Objective: We present national and state estimates for 1990 and projections for the year 2020 of the prevalence of self-reported arthritis and other rheumatic diseases and related activity limitations. We further suggest a research and policy agenda to address this important and growing public health problem.
Methods: Estimates and projections were derived from household interviews conducted for the 1989-1991 National Health Interview Survey, and were applied to United States census population estimates for 1990 and projections for 2020.
Results: The prevalence rate of self-reported arthritis and other rheumatic conditions in the United States is projected to increase from 15.0% (37.9 million) of the 1990 population to 18.2% (59.4 million) of the estimated 2020 population. Activity limitation attributed to these conditions is projected to increase from 2.8% (7.0 million) of the 1990 population to 3.6% (11.6 million) of the 2020 population. Prevalence rates were higher for older persons, women, residents of nonmetropolitan areas, and those with less education or lower income.

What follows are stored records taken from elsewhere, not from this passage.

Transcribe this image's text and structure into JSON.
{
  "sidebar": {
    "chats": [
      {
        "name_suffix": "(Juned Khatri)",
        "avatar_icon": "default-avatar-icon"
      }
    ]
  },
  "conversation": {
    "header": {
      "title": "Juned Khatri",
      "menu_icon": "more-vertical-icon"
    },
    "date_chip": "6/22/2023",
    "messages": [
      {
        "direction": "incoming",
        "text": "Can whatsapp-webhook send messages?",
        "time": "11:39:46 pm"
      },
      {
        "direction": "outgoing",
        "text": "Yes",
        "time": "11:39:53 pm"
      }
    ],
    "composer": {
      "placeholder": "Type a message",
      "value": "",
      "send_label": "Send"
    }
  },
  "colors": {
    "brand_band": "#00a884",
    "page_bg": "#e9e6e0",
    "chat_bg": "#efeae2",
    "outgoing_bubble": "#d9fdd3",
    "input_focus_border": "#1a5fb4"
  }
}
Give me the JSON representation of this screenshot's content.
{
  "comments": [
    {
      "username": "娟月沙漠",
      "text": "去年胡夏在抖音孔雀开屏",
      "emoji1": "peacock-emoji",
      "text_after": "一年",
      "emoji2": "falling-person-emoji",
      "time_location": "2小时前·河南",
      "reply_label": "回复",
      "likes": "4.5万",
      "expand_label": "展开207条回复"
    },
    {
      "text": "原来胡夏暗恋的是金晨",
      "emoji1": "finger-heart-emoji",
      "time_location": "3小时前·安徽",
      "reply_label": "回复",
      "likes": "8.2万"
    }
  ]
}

Conclusions: Arthritis and other rheumatic conditions are frequent and disabling public health problems now, and are projected to become even more so by 2020. Implementing the suggested research and public health agenda could reduce the occurrence and impact of these conditions.